Overseas investments in agriculture run high risk
Despite the increase in Vietnam’s overseas investments, local enterprises are facing a high legal risk over their investments, especially in the agriculture sector, said attendees of a seminar held today, January 10.
At the seminar under the theme: “Vietnam cross-border investment: Risks and challenges on legal compliance,” delegates agreed that enterprises active in the agriculture sector have a high demand for land and human resources, so legal risks tend to relate to environmental and social problems.

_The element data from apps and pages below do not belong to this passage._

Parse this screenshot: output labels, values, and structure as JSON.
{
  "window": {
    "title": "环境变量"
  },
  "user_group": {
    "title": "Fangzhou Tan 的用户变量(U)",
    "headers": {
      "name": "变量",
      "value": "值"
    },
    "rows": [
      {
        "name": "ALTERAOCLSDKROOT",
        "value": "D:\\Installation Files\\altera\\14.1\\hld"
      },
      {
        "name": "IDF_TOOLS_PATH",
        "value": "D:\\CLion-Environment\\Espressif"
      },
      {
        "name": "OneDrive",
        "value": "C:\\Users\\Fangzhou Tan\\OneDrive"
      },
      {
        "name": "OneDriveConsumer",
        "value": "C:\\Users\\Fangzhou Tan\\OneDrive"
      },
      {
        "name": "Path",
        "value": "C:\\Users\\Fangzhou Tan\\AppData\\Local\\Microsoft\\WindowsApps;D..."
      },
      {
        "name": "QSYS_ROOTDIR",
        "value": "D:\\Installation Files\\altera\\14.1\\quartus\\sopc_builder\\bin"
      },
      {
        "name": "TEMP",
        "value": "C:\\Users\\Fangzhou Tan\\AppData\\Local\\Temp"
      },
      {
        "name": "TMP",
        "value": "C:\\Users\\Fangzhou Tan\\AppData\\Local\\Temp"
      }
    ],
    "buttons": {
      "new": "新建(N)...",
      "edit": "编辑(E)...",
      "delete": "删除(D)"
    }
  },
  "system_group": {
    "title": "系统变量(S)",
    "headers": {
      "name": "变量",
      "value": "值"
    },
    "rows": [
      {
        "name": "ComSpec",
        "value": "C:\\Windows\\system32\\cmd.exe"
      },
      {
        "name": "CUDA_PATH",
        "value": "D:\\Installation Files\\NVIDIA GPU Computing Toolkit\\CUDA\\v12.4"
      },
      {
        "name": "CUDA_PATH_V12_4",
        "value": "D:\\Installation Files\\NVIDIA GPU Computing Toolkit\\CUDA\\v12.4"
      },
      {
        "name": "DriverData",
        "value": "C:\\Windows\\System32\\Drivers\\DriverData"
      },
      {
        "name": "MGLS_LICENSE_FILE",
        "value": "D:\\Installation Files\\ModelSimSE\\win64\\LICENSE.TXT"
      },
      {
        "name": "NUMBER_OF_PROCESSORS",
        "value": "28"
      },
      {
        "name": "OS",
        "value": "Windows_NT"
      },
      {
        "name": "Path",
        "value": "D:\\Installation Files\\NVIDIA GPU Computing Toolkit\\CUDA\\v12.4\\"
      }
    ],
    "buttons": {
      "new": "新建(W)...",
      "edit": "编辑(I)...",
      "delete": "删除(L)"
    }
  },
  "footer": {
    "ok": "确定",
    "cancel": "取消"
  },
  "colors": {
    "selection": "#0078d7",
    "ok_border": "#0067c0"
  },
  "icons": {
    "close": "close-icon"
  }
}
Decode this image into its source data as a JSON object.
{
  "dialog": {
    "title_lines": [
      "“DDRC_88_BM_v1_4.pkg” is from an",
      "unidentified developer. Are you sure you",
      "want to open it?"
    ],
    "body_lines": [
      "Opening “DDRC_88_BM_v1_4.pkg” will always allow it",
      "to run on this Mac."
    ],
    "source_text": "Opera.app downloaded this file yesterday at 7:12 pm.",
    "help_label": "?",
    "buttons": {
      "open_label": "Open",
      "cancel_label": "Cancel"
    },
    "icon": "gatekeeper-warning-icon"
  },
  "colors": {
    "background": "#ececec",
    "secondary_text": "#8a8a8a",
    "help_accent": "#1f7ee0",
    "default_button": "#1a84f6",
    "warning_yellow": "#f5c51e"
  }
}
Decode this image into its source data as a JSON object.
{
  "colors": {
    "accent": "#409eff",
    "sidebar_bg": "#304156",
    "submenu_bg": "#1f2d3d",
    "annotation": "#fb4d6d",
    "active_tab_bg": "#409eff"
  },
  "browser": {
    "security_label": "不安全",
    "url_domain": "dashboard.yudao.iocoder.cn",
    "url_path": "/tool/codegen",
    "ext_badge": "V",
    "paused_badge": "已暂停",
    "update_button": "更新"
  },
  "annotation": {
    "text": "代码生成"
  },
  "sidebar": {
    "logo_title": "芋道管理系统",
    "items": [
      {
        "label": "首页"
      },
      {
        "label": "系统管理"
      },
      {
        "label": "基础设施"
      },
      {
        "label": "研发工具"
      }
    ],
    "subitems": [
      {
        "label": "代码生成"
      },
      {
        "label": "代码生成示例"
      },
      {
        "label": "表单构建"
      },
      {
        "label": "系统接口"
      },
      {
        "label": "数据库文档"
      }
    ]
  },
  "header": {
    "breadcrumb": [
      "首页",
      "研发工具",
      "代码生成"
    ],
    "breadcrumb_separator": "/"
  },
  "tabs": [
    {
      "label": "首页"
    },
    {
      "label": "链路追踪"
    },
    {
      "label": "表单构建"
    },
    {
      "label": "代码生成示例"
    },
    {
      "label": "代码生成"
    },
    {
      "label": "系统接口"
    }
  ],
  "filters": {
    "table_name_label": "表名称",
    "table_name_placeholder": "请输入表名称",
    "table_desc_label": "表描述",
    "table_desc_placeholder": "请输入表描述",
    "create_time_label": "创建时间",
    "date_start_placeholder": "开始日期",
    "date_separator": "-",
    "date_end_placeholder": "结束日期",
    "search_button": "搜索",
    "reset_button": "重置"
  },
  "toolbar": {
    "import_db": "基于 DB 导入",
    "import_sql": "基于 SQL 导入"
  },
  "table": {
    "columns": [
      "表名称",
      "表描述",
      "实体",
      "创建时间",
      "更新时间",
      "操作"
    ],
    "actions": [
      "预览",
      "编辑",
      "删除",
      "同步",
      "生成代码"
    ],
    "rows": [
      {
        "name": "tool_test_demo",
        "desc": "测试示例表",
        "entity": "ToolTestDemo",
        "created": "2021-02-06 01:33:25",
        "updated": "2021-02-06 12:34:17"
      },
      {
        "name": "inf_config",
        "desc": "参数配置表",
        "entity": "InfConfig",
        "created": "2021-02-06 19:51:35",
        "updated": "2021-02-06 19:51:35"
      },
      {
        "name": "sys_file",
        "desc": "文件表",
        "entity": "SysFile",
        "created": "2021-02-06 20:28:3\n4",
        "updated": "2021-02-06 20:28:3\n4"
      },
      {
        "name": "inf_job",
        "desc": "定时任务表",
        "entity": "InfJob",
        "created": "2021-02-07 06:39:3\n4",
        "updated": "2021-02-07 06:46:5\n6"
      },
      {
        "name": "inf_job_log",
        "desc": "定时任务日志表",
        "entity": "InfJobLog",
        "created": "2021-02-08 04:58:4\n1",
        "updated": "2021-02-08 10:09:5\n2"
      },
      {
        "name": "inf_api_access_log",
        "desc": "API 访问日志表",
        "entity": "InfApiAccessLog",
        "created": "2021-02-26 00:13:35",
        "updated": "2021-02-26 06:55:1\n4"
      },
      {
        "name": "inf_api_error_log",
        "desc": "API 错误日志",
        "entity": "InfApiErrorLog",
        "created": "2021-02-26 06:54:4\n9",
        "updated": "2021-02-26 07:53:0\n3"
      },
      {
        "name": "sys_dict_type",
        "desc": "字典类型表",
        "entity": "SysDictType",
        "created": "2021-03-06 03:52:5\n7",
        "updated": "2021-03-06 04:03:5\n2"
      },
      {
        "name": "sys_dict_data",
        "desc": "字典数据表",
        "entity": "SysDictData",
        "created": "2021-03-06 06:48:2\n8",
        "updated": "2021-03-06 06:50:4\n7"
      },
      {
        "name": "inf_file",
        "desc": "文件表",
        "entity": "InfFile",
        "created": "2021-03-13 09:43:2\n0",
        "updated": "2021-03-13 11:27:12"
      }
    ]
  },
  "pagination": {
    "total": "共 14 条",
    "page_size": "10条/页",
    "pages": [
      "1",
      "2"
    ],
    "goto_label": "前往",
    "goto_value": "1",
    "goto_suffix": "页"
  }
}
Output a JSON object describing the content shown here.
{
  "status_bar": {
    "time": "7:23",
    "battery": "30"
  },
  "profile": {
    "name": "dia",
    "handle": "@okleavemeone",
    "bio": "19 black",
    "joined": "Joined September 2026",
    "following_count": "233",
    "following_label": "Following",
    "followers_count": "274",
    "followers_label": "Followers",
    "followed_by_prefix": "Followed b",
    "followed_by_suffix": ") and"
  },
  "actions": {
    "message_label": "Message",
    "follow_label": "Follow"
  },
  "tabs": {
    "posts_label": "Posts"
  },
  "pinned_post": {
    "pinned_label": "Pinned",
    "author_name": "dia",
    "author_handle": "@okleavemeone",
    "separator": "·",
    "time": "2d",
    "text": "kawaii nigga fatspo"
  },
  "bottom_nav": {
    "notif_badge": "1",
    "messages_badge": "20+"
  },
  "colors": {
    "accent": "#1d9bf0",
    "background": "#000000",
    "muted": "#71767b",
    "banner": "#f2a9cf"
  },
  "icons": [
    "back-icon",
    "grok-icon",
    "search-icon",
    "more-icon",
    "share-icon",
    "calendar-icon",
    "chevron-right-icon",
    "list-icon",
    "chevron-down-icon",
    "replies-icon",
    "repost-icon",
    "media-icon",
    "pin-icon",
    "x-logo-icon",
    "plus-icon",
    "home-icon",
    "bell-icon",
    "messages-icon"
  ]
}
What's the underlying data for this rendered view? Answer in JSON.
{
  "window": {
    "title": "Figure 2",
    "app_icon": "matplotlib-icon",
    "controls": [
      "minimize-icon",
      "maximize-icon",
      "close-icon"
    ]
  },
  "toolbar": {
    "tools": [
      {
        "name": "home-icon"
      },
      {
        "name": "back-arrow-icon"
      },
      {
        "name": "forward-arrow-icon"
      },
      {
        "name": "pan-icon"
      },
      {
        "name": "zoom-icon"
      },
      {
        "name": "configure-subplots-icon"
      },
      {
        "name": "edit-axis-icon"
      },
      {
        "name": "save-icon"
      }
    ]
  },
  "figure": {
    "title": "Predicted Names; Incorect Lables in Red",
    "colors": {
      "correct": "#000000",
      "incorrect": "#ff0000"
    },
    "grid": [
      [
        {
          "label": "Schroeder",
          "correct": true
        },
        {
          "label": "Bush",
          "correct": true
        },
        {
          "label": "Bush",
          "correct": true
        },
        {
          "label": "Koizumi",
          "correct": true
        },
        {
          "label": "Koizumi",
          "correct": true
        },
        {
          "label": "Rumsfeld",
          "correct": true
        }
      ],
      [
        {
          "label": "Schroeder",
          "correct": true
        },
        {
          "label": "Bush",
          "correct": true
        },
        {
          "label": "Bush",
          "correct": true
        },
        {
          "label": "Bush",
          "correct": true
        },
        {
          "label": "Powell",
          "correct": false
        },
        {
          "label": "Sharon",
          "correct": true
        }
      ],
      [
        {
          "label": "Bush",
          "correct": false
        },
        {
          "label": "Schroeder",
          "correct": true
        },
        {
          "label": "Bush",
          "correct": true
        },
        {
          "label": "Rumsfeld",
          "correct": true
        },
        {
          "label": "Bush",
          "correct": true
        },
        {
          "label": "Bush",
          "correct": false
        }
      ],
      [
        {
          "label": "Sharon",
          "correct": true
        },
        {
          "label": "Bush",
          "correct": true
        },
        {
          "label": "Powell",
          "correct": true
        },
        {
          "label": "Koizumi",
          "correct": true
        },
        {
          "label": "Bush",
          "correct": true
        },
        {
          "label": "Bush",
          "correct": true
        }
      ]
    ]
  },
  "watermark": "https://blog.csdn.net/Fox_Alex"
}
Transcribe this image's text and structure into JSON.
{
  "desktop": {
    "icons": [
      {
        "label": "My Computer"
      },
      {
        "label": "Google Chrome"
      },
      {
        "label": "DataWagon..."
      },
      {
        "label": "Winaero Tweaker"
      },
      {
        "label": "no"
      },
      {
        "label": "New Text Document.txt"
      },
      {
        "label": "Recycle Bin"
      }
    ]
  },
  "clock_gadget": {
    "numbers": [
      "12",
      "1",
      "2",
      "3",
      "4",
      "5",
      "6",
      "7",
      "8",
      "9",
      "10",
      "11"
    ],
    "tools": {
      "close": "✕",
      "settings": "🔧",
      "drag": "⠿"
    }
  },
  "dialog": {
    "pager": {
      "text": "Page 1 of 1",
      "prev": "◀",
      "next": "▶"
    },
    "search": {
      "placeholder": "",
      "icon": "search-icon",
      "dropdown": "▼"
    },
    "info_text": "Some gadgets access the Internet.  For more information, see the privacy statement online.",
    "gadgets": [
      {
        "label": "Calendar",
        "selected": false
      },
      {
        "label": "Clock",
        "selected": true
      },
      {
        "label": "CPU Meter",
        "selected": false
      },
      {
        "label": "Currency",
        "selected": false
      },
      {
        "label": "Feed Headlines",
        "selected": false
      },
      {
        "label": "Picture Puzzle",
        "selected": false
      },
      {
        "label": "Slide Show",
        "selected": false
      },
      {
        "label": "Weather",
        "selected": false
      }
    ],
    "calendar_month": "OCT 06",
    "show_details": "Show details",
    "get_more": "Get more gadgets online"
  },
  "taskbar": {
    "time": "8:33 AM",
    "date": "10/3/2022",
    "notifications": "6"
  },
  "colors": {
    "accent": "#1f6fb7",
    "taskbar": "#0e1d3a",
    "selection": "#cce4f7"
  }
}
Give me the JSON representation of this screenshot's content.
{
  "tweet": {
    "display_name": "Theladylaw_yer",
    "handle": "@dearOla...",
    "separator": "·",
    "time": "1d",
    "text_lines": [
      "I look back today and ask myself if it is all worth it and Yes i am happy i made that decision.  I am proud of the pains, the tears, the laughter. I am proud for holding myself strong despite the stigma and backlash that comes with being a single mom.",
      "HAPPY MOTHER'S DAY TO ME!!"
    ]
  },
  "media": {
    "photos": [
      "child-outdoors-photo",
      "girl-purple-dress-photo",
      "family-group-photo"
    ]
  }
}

According to a report by the Ministry of Planning and Investment delivered at the seminar, Vietnamese firms invested US$357.5 million in foreign markets, mainly Laos, Cambodia and Myanmar, in the January-November period. These markets were Vietnam’s largest, second-largest and eighth-largest destinations for overseas investments in the period, respectively.
At the seminar, guidelines to reduce risks for Vietnamese enterprises making investments in agriculture in other countries were introduced. The guidelines were worked out based on the practical experience of six enterprises and two associations with reference to the United Nations’ principles on business and human rights.
Dau Anh Tuan, head of the Legal Department at the Vietnam Chamber of Commerce and Industry, said the guidelines would help reduce risks related to investment activities and provide investors with more information to enhance their investments’ effectiveness.
According to Trinh Le Nguyen, director of PanNature, an organization dedicated to protecting the diversity of life and improving human well-being, the guidelines are intended for Vietnamese enterprises investing in countries in the Greater Mekong Subregion, especially Laos and Cambodia.
Babeth Ngoc Han Lefur, country director of Oxfam in Vietnam, said Vietnam’s investments in the agriculture sector in countries of the Greater Mekong Subregion have had both positive and negative effects on the local people’s lives.
Projects have created many new jobs on the one hand but have taken away their traditional livelihoods and harmed the environment on the other, Lefur added.